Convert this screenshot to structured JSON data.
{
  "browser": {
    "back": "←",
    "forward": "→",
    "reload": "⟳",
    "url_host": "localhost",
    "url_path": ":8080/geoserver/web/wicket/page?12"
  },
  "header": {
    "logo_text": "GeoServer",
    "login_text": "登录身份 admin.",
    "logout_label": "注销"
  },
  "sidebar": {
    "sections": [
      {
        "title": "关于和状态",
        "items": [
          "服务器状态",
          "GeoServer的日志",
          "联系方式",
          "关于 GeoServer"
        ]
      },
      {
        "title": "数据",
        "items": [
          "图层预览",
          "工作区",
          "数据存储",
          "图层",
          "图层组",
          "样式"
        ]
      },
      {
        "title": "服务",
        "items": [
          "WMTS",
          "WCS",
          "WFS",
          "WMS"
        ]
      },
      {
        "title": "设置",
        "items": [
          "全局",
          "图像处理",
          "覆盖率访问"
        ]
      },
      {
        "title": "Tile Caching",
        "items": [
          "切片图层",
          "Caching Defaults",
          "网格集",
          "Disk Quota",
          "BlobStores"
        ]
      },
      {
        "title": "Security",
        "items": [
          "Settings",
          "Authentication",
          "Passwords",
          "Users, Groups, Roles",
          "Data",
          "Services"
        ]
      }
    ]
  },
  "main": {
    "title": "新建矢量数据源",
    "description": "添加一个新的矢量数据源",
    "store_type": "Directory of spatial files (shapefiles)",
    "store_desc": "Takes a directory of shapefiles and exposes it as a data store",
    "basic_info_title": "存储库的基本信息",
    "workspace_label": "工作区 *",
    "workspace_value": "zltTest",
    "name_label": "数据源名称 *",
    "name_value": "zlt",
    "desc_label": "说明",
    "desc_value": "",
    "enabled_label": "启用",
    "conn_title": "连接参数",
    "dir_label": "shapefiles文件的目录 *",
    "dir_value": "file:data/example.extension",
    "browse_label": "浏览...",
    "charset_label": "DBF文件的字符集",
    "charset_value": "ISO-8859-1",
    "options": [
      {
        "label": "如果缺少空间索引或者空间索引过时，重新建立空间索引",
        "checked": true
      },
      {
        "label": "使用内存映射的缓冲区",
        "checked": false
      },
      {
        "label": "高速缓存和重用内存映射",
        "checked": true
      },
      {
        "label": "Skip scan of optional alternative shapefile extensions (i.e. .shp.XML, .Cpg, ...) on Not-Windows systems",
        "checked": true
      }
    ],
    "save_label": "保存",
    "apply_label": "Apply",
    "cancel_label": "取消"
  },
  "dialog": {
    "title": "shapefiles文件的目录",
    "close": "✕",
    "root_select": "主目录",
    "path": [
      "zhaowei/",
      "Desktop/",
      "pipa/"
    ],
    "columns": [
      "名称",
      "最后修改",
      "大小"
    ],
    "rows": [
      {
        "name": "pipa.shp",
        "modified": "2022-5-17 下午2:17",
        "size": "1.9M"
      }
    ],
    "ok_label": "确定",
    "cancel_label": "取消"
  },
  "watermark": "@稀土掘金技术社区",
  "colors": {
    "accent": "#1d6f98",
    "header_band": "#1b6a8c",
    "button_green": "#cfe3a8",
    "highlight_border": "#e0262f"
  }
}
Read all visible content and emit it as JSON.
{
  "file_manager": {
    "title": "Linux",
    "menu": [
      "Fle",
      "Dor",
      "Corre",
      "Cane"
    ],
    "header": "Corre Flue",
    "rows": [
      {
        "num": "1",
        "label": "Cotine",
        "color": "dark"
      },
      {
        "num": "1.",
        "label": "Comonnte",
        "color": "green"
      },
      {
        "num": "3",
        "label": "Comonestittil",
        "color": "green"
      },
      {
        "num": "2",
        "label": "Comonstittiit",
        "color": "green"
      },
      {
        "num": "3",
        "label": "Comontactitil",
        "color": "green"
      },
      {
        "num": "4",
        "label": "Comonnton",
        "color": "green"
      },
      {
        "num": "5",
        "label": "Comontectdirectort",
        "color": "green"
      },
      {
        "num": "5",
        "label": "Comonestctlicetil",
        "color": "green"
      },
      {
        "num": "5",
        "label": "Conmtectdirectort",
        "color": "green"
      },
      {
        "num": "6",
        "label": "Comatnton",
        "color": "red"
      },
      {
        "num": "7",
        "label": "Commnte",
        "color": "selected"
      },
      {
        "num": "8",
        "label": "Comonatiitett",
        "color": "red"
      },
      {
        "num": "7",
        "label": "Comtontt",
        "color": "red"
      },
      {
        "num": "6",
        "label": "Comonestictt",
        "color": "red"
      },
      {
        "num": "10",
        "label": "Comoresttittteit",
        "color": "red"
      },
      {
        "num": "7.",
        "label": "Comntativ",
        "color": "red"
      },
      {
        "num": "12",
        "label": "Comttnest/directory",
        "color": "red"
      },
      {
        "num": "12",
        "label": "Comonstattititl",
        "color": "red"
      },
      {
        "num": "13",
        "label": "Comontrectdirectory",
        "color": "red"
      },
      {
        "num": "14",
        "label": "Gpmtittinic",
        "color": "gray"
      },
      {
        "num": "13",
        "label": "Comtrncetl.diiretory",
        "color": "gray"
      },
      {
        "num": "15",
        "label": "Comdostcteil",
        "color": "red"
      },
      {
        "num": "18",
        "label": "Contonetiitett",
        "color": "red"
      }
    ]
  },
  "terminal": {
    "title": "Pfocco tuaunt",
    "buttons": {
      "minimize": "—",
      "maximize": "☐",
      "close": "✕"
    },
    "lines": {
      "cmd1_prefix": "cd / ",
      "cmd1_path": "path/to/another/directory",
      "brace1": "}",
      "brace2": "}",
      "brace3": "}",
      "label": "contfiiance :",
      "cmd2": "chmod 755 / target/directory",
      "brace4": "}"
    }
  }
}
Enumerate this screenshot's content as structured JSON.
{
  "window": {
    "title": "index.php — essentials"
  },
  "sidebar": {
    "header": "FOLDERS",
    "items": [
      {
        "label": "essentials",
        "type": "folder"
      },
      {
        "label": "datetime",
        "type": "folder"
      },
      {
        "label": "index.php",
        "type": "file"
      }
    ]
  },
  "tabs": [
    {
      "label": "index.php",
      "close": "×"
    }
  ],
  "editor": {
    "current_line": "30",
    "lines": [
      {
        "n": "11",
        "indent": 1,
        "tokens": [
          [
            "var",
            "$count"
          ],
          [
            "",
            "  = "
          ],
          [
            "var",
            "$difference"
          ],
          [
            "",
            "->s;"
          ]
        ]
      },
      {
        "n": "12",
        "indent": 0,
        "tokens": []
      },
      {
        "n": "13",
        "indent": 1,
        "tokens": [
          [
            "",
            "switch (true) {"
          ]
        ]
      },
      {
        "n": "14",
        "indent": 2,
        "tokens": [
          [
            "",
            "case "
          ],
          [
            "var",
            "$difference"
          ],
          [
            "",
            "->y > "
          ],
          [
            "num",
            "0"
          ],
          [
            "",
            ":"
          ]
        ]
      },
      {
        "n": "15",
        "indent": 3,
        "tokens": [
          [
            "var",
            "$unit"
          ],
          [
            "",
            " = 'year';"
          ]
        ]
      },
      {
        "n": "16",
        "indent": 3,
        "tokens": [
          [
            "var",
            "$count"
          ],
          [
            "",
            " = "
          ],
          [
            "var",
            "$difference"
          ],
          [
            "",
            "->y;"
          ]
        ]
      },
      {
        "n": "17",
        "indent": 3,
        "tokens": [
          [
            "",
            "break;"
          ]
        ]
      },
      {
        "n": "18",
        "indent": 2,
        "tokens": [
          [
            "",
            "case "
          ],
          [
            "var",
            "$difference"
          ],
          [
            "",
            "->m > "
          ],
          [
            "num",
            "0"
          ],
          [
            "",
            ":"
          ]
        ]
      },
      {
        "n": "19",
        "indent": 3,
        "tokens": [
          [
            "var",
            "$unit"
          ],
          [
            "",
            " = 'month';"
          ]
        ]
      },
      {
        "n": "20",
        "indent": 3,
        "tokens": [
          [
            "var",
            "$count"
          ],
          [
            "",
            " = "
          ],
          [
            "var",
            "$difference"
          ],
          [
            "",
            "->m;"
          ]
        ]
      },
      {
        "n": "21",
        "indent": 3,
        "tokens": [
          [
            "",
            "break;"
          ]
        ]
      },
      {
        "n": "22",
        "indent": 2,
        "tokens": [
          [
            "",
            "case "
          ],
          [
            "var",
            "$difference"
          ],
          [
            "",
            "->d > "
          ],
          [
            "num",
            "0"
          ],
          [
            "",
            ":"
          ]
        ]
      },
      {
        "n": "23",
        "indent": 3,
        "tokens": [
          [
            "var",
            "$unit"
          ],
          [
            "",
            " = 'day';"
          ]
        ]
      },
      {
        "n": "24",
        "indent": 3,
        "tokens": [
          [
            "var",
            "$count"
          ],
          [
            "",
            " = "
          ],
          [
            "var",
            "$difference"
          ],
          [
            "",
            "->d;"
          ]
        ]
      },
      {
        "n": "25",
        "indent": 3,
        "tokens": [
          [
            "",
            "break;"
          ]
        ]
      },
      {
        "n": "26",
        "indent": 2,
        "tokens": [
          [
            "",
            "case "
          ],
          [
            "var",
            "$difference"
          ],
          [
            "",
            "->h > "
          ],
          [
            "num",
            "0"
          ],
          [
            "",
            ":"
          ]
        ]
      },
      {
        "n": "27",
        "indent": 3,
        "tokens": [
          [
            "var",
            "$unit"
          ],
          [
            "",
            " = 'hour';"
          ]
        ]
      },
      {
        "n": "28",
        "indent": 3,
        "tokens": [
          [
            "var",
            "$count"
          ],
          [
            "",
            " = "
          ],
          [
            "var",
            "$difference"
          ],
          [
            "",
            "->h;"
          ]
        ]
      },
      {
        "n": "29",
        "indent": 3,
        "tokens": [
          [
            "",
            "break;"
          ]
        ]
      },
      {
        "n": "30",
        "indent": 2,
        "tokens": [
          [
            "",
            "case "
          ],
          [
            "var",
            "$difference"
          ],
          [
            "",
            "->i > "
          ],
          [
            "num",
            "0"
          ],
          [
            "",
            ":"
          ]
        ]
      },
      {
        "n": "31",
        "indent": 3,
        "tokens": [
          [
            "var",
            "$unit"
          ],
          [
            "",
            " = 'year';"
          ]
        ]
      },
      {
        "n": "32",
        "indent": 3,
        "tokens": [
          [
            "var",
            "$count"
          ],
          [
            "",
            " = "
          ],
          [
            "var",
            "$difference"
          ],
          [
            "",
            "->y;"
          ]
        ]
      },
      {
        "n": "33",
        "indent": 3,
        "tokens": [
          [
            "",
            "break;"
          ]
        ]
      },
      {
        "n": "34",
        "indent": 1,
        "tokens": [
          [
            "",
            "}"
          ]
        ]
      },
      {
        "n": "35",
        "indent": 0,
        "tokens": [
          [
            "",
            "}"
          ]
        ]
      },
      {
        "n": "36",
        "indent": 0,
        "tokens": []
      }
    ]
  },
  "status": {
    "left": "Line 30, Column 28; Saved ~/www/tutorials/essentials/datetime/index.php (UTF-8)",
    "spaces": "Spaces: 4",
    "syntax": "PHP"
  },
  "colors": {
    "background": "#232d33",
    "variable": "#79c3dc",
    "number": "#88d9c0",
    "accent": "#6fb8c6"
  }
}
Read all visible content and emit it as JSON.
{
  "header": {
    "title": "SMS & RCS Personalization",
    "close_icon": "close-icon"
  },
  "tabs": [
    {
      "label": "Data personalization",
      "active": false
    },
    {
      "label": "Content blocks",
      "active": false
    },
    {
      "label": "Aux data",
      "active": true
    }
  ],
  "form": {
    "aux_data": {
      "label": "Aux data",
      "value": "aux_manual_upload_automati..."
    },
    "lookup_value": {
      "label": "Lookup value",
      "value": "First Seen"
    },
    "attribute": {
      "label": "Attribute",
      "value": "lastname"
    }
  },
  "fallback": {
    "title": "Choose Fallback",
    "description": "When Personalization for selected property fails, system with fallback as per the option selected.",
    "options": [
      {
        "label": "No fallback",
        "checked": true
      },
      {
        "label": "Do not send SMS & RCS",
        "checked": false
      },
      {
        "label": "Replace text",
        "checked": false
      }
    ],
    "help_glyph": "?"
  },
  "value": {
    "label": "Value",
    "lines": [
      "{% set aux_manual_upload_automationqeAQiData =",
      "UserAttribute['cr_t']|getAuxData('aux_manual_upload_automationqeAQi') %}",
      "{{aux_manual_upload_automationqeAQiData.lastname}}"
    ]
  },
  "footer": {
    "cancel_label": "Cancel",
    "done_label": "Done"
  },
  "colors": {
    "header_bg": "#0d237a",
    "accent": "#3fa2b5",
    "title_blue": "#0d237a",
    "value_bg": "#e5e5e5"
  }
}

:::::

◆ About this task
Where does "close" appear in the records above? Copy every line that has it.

◆ Output for this exercise
    "close": "✕",
      "close": "✕"
      "close": "×"
    "close_icon": "close-icon"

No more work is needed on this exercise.